RECORDS FOR THE TASK:
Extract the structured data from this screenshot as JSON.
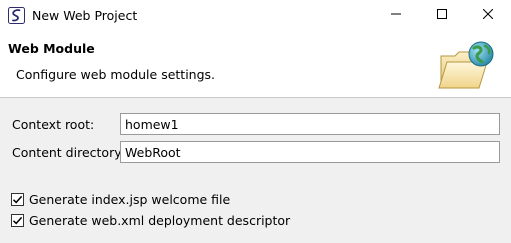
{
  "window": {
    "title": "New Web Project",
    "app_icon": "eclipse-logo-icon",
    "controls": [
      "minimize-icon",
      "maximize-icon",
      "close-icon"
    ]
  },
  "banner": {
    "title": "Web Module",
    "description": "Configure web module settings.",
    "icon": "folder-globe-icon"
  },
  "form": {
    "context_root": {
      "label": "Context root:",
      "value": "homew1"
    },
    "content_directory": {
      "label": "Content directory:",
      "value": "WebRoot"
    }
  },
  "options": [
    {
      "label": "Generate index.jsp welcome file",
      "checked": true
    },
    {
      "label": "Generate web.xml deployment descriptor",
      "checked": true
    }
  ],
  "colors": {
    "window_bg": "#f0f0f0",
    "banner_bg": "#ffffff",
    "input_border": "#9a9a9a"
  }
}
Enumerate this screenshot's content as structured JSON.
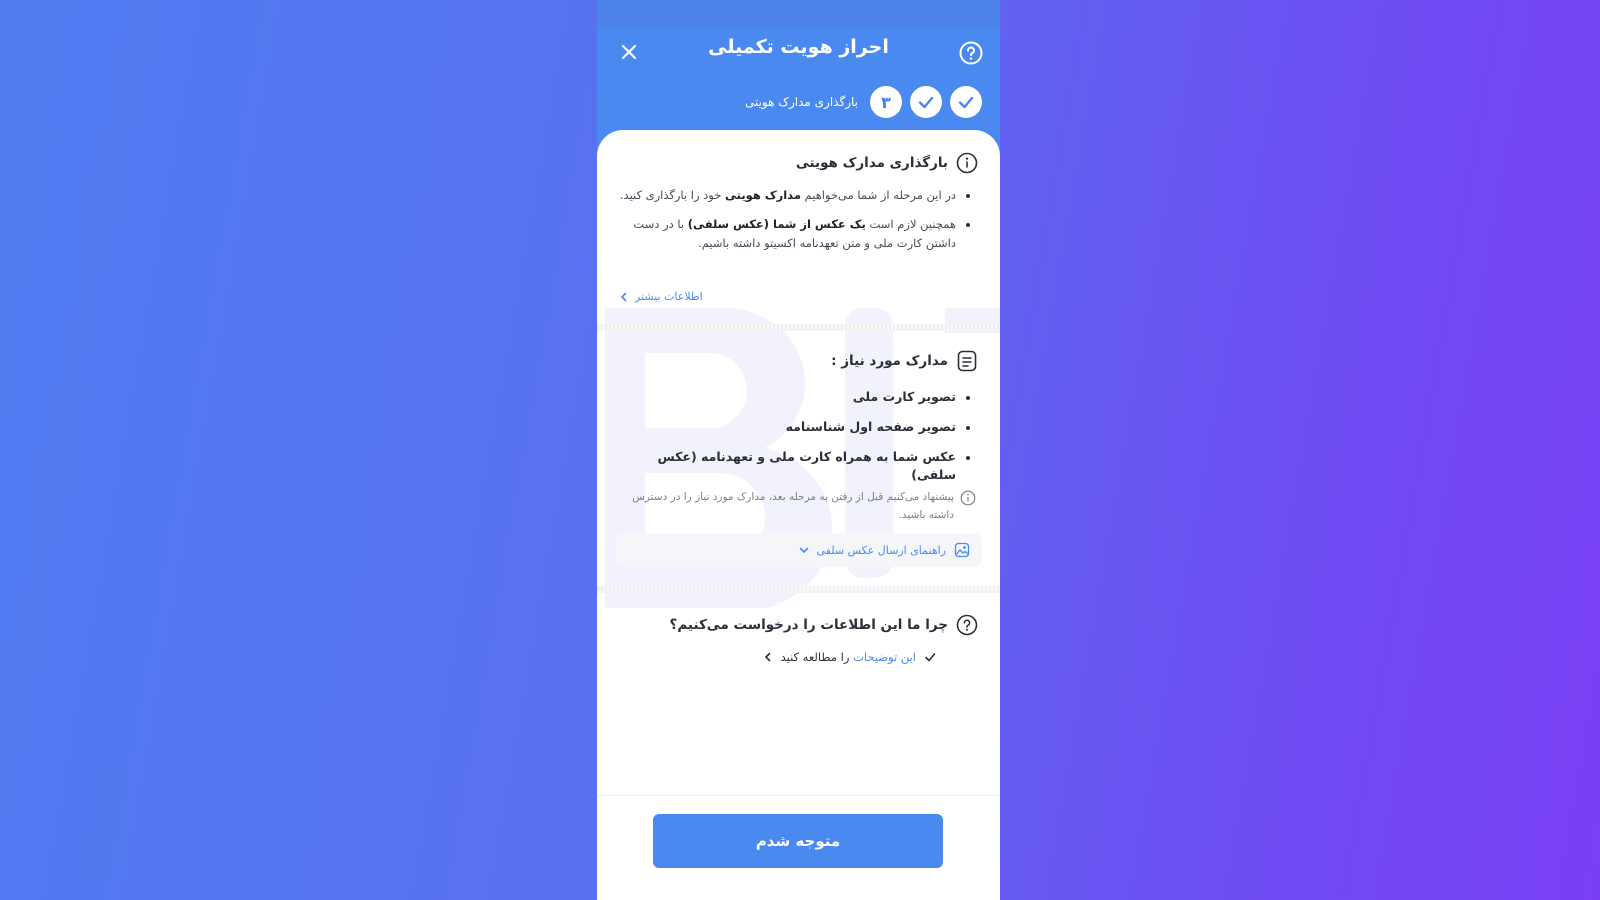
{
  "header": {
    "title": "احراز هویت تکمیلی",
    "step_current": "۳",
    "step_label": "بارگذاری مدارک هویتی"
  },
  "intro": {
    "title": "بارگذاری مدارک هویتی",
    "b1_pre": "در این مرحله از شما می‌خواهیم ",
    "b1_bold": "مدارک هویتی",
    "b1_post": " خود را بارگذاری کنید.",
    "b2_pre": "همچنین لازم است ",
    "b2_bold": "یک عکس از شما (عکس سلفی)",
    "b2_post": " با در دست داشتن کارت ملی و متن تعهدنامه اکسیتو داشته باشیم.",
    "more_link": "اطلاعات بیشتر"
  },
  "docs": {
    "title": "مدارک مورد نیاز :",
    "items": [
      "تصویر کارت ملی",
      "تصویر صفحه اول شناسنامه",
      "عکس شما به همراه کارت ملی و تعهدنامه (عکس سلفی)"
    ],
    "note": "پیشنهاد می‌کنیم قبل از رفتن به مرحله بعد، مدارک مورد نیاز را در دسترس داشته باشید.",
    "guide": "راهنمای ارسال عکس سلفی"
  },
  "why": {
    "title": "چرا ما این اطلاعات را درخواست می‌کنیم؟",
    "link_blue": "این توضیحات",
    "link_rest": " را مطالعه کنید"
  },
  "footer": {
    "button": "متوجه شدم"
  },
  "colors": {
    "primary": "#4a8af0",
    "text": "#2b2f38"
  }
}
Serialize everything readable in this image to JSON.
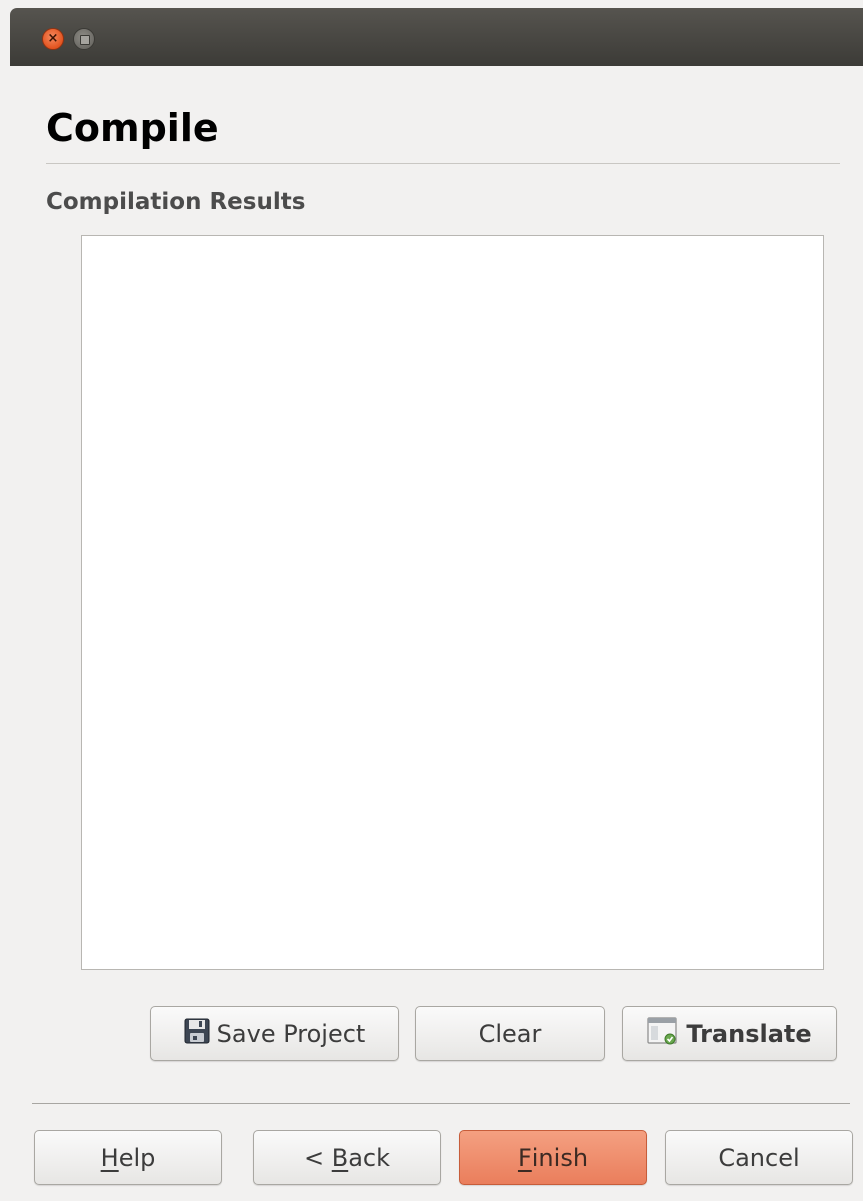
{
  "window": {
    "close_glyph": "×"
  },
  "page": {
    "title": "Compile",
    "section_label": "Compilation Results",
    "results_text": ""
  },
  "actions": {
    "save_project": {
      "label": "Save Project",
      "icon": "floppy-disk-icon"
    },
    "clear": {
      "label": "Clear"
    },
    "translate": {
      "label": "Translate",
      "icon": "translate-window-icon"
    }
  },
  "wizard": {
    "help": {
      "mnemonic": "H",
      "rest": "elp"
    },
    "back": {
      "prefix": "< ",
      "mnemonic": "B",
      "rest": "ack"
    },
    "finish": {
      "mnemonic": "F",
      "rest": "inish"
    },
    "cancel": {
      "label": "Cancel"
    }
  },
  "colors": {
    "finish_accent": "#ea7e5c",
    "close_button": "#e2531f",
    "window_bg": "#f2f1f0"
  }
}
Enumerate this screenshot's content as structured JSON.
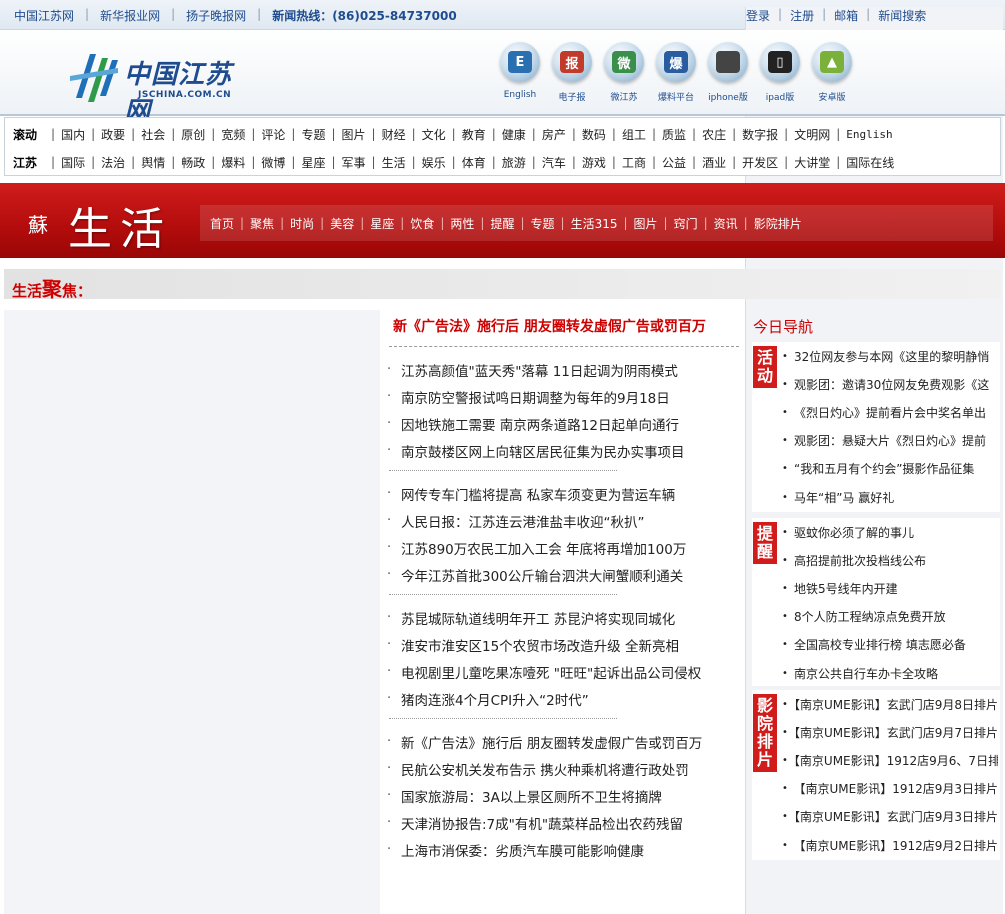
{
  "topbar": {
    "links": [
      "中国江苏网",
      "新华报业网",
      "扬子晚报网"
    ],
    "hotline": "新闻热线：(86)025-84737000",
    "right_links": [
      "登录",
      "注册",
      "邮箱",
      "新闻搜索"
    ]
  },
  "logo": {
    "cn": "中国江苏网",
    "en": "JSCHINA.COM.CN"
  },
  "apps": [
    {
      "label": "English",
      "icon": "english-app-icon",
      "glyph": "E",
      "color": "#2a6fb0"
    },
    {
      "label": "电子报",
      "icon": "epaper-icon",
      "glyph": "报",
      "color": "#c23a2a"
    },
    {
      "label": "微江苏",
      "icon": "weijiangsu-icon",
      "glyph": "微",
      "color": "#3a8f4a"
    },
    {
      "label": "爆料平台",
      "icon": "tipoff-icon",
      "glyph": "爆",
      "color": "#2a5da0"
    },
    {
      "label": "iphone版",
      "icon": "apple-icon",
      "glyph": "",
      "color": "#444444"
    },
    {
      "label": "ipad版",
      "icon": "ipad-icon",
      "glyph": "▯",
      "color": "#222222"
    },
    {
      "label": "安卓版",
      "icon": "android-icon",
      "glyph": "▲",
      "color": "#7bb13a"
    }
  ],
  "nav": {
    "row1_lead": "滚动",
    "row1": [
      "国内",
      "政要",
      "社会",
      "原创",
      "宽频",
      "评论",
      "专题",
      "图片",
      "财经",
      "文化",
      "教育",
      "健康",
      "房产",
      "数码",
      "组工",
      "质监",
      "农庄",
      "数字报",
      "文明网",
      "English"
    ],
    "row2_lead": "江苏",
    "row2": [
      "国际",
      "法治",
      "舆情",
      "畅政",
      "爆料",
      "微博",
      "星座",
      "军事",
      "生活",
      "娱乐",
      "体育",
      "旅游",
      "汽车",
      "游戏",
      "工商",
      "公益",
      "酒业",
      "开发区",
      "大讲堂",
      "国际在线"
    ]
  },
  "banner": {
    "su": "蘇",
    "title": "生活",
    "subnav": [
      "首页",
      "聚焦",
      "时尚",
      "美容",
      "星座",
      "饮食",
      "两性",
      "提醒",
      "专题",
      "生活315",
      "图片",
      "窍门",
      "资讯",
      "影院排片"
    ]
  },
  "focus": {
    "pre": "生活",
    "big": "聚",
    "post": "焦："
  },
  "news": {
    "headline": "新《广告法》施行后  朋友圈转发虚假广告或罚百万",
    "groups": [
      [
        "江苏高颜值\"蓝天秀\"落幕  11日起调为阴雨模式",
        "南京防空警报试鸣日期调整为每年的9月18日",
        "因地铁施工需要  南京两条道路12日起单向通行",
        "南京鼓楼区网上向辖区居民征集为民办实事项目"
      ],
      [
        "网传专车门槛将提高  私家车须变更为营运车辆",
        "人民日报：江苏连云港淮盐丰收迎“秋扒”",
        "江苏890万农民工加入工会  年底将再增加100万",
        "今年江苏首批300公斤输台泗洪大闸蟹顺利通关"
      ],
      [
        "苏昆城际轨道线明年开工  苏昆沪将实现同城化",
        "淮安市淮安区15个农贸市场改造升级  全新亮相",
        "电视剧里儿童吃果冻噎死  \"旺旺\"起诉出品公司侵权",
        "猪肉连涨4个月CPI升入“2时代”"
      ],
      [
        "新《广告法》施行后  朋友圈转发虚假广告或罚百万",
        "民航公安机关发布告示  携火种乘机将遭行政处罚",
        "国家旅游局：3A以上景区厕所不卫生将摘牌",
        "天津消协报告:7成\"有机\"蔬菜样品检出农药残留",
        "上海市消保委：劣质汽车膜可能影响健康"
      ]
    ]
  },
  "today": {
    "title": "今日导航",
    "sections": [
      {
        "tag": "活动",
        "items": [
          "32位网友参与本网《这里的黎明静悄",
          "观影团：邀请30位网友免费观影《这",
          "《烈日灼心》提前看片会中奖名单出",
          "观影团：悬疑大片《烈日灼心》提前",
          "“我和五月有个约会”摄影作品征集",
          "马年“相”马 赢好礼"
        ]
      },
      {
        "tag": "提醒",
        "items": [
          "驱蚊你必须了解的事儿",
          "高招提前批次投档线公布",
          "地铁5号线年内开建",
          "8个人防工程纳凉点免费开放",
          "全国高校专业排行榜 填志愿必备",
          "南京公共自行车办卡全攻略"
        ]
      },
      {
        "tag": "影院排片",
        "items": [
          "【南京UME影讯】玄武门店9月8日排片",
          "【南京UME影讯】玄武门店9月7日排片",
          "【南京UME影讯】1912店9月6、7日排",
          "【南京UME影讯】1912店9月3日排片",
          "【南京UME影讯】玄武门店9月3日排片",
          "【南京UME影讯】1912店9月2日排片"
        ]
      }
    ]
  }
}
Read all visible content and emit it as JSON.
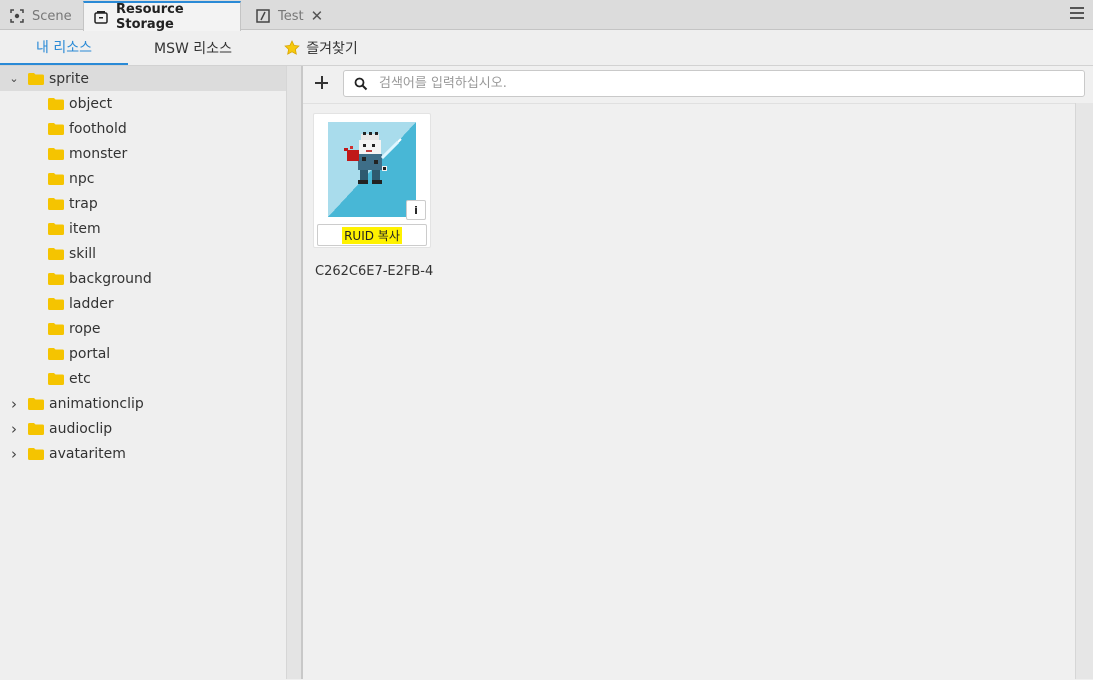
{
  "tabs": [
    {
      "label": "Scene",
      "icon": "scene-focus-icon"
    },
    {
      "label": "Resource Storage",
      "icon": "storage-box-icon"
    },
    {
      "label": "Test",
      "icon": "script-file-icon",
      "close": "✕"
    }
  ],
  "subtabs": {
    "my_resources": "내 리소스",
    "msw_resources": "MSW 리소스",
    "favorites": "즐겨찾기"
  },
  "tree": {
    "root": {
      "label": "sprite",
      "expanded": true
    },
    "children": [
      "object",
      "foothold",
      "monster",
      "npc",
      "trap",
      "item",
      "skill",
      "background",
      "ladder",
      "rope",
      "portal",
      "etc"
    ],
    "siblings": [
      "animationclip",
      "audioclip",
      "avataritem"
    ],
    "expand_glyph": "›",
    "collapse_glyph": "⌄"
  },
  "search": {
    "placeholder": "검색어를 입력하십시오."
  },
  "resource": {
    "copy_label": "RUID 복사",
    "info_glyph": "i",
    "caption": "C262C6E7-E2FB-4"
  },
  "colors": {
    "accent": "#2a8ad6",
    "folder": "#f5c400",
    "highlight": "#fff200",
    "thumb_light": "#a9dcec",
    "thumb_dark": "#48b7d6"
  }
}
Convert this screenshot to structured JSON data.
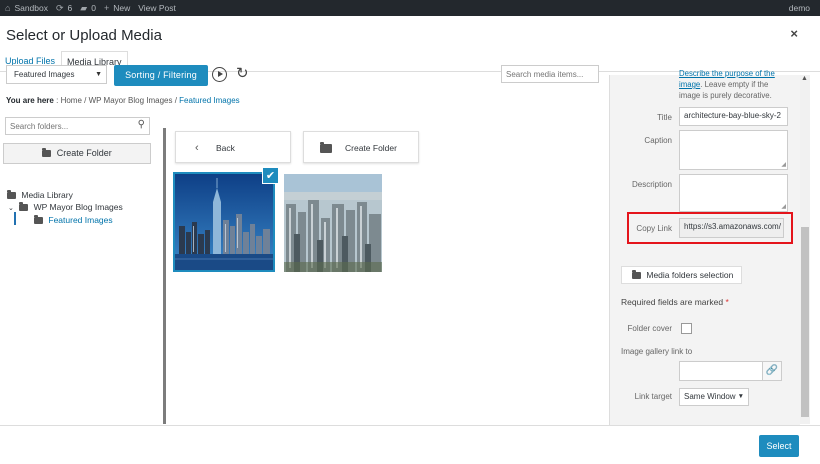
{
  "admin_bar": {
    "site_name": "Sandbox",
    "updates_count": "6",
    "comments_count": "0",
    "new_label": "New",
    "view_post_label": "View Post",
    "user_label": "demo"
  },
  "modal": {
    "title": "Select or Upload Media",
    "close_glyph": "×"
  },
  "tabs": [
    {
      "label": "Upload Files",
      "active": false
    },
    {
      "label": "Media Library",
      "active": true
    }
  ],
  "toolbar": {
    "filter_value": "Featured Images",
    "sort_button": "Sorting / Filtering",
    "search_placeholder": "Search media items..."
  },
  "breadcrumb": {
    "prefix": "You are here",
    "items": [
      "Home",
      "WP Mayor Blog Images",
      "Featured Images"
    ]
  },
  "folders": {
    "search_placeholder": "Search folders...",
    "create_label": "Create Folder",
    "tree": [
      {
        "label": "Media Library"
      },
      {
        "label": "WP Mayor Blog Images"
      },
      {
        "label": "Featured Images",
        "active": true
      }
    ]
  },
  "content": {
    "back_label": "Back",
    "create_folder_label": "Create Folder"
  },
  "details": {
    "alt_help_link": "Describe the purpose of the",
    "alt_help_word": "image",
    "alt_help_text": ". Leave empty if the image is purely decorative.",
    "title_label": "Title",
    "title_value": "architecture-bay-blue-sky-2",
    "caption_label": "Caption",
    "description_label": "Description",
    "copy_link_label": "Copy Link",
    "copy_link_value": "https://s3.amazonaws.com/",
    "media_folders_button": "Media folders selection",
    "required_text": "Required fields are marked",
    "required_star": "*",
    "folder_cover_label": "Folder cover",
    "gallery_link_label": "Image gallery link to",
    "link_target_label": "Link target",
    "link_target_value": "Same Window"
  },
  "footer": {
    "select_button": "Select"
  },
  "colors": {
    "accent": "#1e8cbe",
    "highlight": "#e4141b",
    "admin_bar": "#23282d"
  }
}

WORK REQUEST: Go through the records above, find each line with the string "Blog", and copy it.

WRITTEN RESPONSE:
      "WP Mayor Blog Images",
        "label": "WP Mayor Blog Images"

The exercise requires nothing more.